The narrator is a piper who is happily piping when he sees a child on a cloud. The child tells him to pipe a song about a lamb. He does so and the child weeps on hearing it. He then asks the piper to sing. He sings the same song and the child cries with joy when he hears it. The child then tells the narrator to write a book and disappears. The piper takes a reed to make a pen. With it he writes happy songs for children to bring them joy.
This poem sets the tone for the entire sequence. It establishes the poet as a visionary who is divinely inspired. It also establishes the voice of the poems as being that of a child and/or accessible to children. Introduction also reflects the process of poetic composition. It moves from free music, allied with divine inspiration, to songs with words, which are then written down with a pen for others to read in a book. What was formless has become an artistic creation.
Introduction introduces the Songs of Innocence within the context of the pastoral poem. This style of writing evokes an ideal, idyllic world of innocence and simplicity, a Golden Age before the Fall of humankind. The genre recognises, however, that such a state does not exist unalloyed in the present world. Innocence here is presented as a state of happiness and obedience. The piper is happy to do whatever he is told. He has no fear or suspicion regarding the voice he hears and no reluctance to do its bidding. He acts as one child responding to another.
Valleys wild – This reference establishes the context as rural/rustic. This suggests the poem will be pastoral, evoking an idealised world of simplicity and innocence. stain’d the water clear - Critics have argued over the implications of this: •Read at a literal level, it would merely refer to the colouring of the water to make ink •Some, however, have seen negative connotations in ‘stain’d’; the piper is destroying the clear purity of the water in making ink to write •They see this as the poet corrupting the purity of the poet’s vision by the act of writing, i.e. that any attempt at poetic communication is a distortion of reality. The reader should therefore approach the poems with this awareness in mind. The vocabulary is restricted and simple – ‘piping’, ‘happy’, ‘merry’, ‘pleasant’, ‘glee’, ‘laughing’, ‘joy’. This simplicity is heightened by repetition of a few words – ‘pipe’, ‘piper’, ‘piping’, ‘chear’, ‘happy’. This all suggests an experience of simple, unalloyed happiness. Nothing negative is allowed to darken the atmosphere. It establishes the voice of the poem as that of a child
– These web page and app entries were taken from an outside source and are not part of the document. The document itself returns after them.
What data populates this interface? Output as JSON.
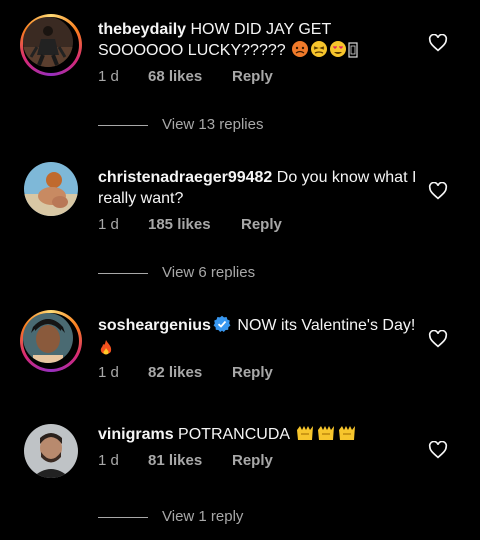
{
  "comments": [
    {
      "username": "thebeydaily",
      "text": "HOW DID JAY GET SOOOOOO LUCKY?????",
      "time": "1 d",
      "likes": "68 likes",
      "reply": "Reply",
      "view_replies": "View 13 replies",
      "avatar_icon": "profile-photo"
    },
    {
      "username": "christenadraeger99482",
      "text": "Do you know what I really want?",
      "time": "1 d",
      "likes": "185 likes",
      "reply": "Reply",
      "view_replies": "View 6 replies",
      "avatar_icon": "profile-photo"
    },
    {
      "username": "sosheargenius",
      "text": "NOW its Valentine's Day!",
      "time": "1 d",
      "likes": "82 likes",
      "reply": "Reply",
      "avatar_icon": "profile-photo",
      "verified": true
    },
    {
      "username": "vinigrams",
      "text": "POTRANCUDA",
      "time": "1 d",
      "likes": "81 likes",
      "reply": "Reply",
      "view_replies": "View 1 reply",
      "avatar_icon": "profile-photo"
    }
  ],
  "colors": {
    "background": "#000000",
    "primary_text": "#f5f5f5",
    "secondary_text": "#a8a8a8",
    "verified_blue": "#3897f0"
  }
}
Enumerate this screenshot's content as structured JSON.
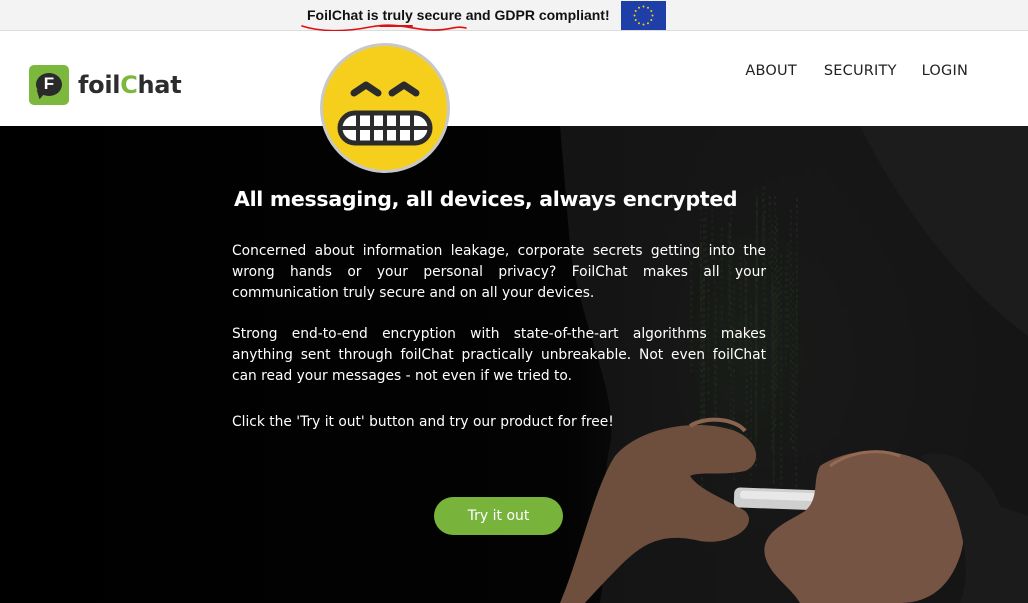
{
  "banner": {
    "prefix": "FoilChat is ",
    "underlined": "truly",
    "suffix": " secure and GDPR compliant!",
    "flag_color": "#1f3fa8",
    "flag_icon": "eu-flag-icon"
  },
  "header": {
    "logo": {
      "letter": "F",
      "word_part1": "foil",
      "word_part2": "C",
      "word_part3": "hat",
      "accent": "#7cb83e"
    },
    "nav": {
      "about": "ABOUT",
      "security": "SECURITY",
      "login": "LOGIN"
    }
  },
  "sticker": {
    "icon": "grimacing-face-icon"
  },
  "hero": {
    "title": "All messaging, all devices, always encrypted",
    "paragraph1": "Concerned about information leakage, corporate secrets getting into the wrong hands or your personal privacy? FoilChat makes all your communication truly secure and on all your devices.",
    "paragraph2": "Strong end-to-end encryption with state-of-the-art algorithms makes anything sent through foilChat practically unbreakable. Not even foilChat can read your messages - not even if we tried to.",
    "paragraph3": "Click the 'Try it out' button and try our product for free!",
    "cta_label": "Try it out",
    "cta_color": "#78b43c"
  }
}
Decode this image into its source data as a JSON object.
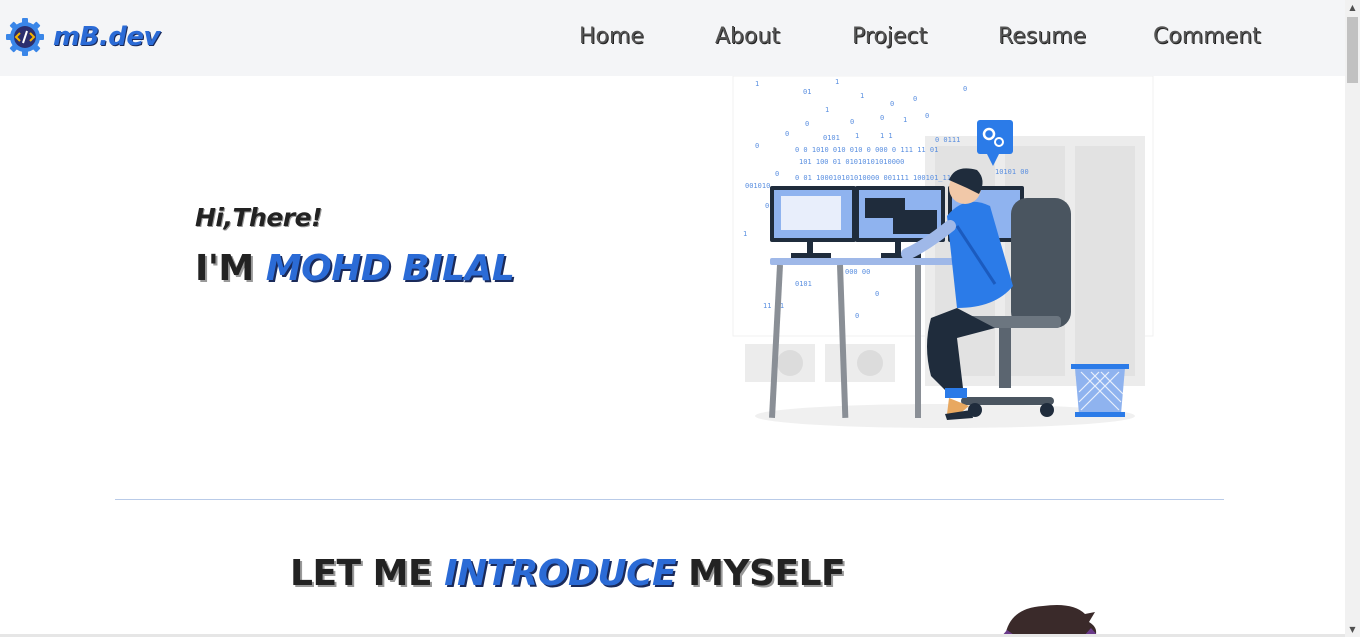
{
  "brand": {
    "name": "mB.dev",
    "icon": "code-gear-icon"
  },
  "nav": {
    "items": [
      {
        "label": "Home"
      },
      {
        "label": "About"
      },
      {
        "label": "Project"
      },
      {
        "label": "Resume"
      },
      {
        "label": "Comment"
      }
    ]
  },
  "hero": {
    "greeting": "Hi,There!",
    "prefix": "I'M",
    "name": "MOHD BILAL",
    "illustration": "developer-at-desk-illustration"
  },
  "intro": {
    "before": "LET ME",
    "accent": "INTRODUCE",
    "after": "MYSELF"
  },
  "colors": {
    "accent": "#2b6bd6",
    "navbar": "#f4f5f7",
    "text": "#222222"
  }
}
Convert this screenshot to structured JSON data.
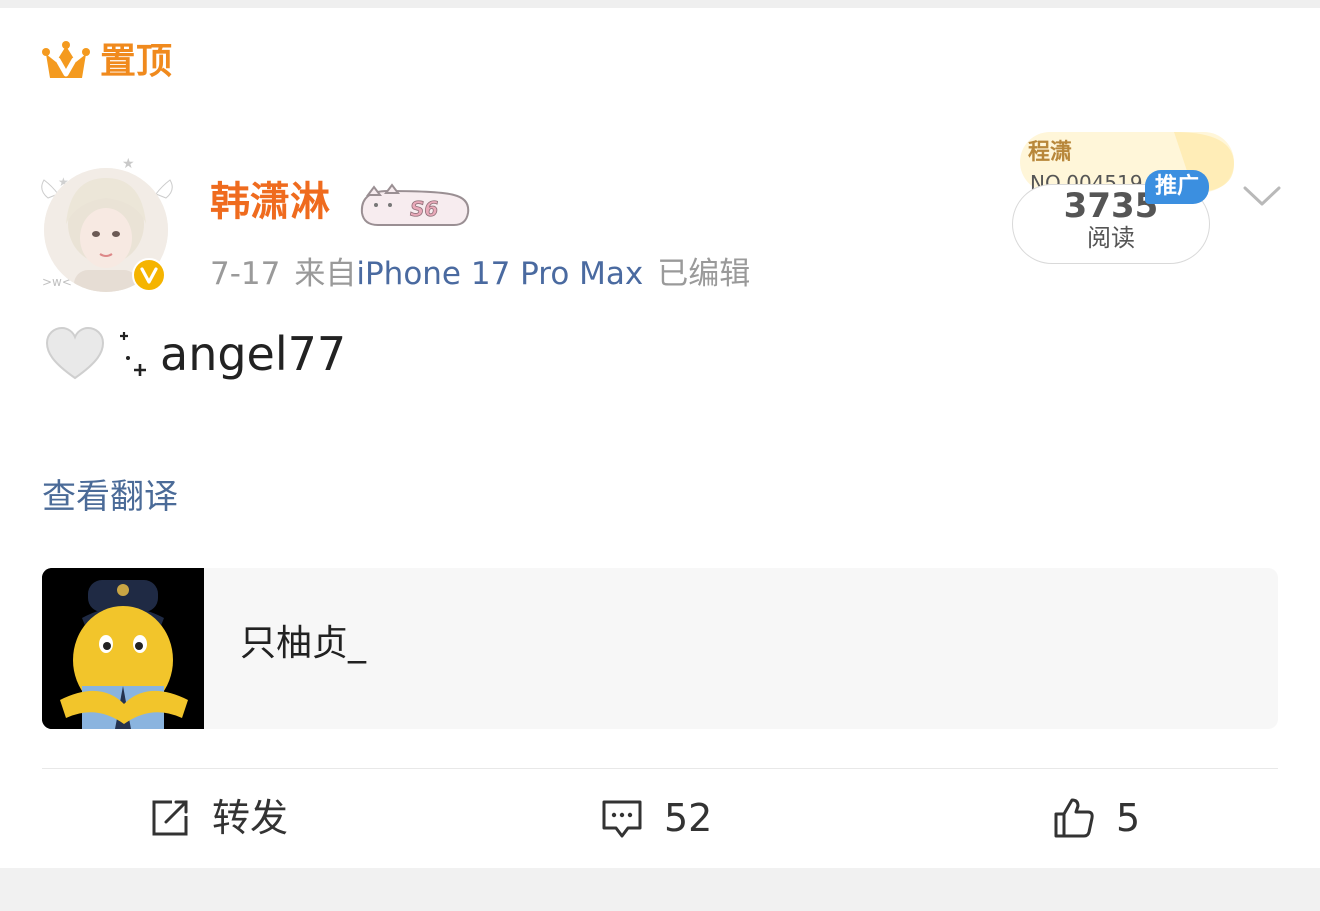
{
  "post": {
    "pinned_label": "置顶",
    "author": {
      "name": "韩潇淋",
      "level_badge": "S6",
      "verified": true
    },
    "meta": {
      "date": "7-17",
      "source_prefix": "来自",
      "device": "iPhone 17 Pro Max",
      "edited": "已编辑"
    },
    "promotion": {
      "badge_name": "程潇",
      "badge_no": "NO.004519",
      "tag": "推广",
      "reads_count": "3735",
      "reads_label": "阅读"
    },
    "content": {
      "emoji": "🤍",
      "text": "angel77"
    },
    "translate_label": "查看翻译",
    "quoted_user": {
      "name": "只柚贞_"
    },
    "actions": {
      "repost_label": "转发",
      "comments_count": "52",
      "likes_count": "5"
    }
  },
  "colors": {
    "accent_orange": "#ef6b1e",
    "link_blue": "#4b6b98",
    "promo_blue": "#3b8fe0",
    "meta_gray": "#9a9a9a"
  },
  "icons": [
    "crown-icon",
    "verified-icon",
    "more-chevron-icon",
    "heart-icon",
    "sparkle-icon",
    "repost-icon",
    "comment-icon",
    "like-icon"
  ]
}
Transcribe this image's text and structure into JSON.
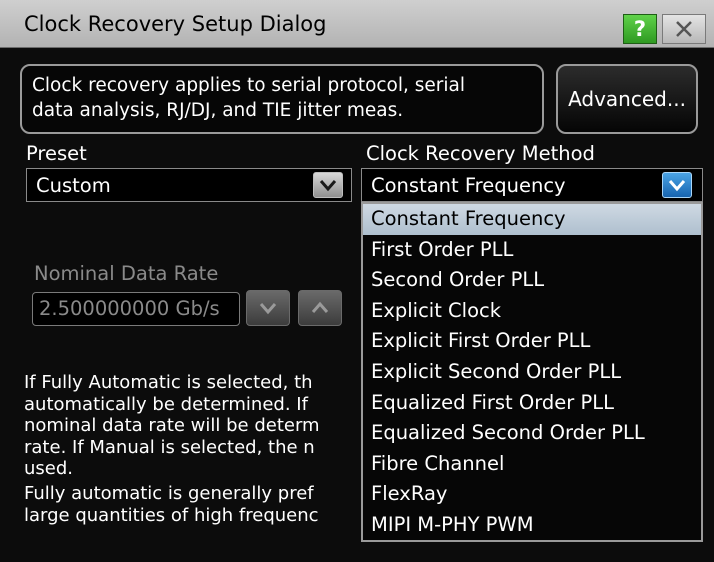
{
  "window": {
    "title": "Clock Recovery Setup Dialog",
    "help_label": "?"
  },
  "info": {
    "lines": [
      "Clock recovery applies to serial protocol, serial",
      "data analysis, RJ/DJ, and TIE jitter meas."
    ]
  },
  "advanced_button": "Advanced...",
  "preset": {
    "label": "Preset",
    "value": "Custom"
  },
  "method": {
    "label": "Clock Recovery Method",
    "value": "Constant Frequency",
    "options": [
      "Constant Frequency",
      "First Order PLL",
      "Second Order PLL",
      "Explicit Clock",
      "Explicit First Order PLL",
      "Explicit Second Order PLL",
      "Equalized First Order PLL",
      "Equalized Second Order PLL",
      "Fibre Channel",
      "FlexRay",
      "MIPI M-PHY PWM"
    ],
    "selected_index": 0
  },
  "data_rate": {
    "label": "Nominal Data Rate",
    "value": "2.500000000 Gb/s"
  },
  "help_text": {
    "para1": [
      "If Fully Automatic is selected, th",
      "automatically be determined. If ",
      "nominal data rate will be determ",
      "rate. If Manual is selected, the n",
      "used."
    ],
    "para2": [
      "Fully automatic is generally pref",
      "large quantities of high frequenc"
    ]
  },
  "colors": {
    "selection": "#b8c8d6",
    "accent_blue": "#1f6fbf",
    "help_green": "#3aa52a"
  }
}
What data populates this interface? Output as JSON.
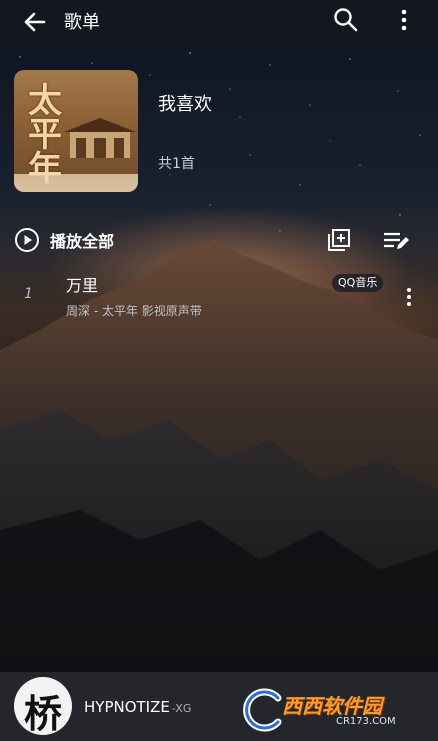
{
  "header": {
    "title": "歌单",
    "icons": {
      "back": "arrow-left-icon",
      "search": "search-icon",
      "more": "more-vertical-icon"
    }
  },
  "playlist": {
    "cover_text": "太平年",
    "name": "我喜欢",
    "count_text": "共1首"
  },
  "actions": {
    "play_all_label": "播放全部",
    "icons": {
      "play": "play-circle-icon",
      "add": "add-to-playlist-icon",
      "manage": "edit-list-icon"
    }
  },
  "songs": [
    {
      "index": "1",
      "title": "万里",
      "subtitle": "周深 - 太平年 影视原声带",
      "source": "QQ音乐"
    }
  ],
  "player": {
    "title": "HYPNOTIZE",
    "artist": "-XG",
    "avatar_glyph": "桥"
  },
  "watermark": {
    "brand": "西西软件园",
    "domain": "CR173.COM"
  },
  "colors": {
    "accent": "#ffffff",
    "watermark_orange": "#ff9b2e"
  }
}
The metre is trochaic (stressed, unstressed) and ends with a stressed syllable. This gives it a positive-sounding tone •The pattern of repeated ‘So’ and then ‘And’ suggests the child-like simplicity of the piper: oThe repetition of ‘So’ suggests his obedience - he is asked to act, so he does so oThe repetition of ‘and’ in connecting sentences is characteristic of a young child’s way of writing and emphasises the absence of any complexity •It enhances the impression that the voice of the poem as that of a child.
Blake makes many references to Greek and Roman mythology in his poetry. This enables him to give deeper significance to the characters and situations in a poem. Myths are more than stories; they are told to suggest some truths about human nature and experiences or to explain how the world has become the way it is. Piping - The presence of a piper, especially in this rural setting, suggests the Greek god Pan, god of rustic music. This reinforces the idea of simple, unsophisticated songs, ‘songs of innocence’. However, behind Pan lies the image of the great Greek god of music, Orpheus. He could charm nature with the power of his music. For the Romantics, he represented the poet as an inspired singer, possessed by a power or ‘genius’ beyond himself. The use of this imagery enables Blake to suggest that his poems are the work of...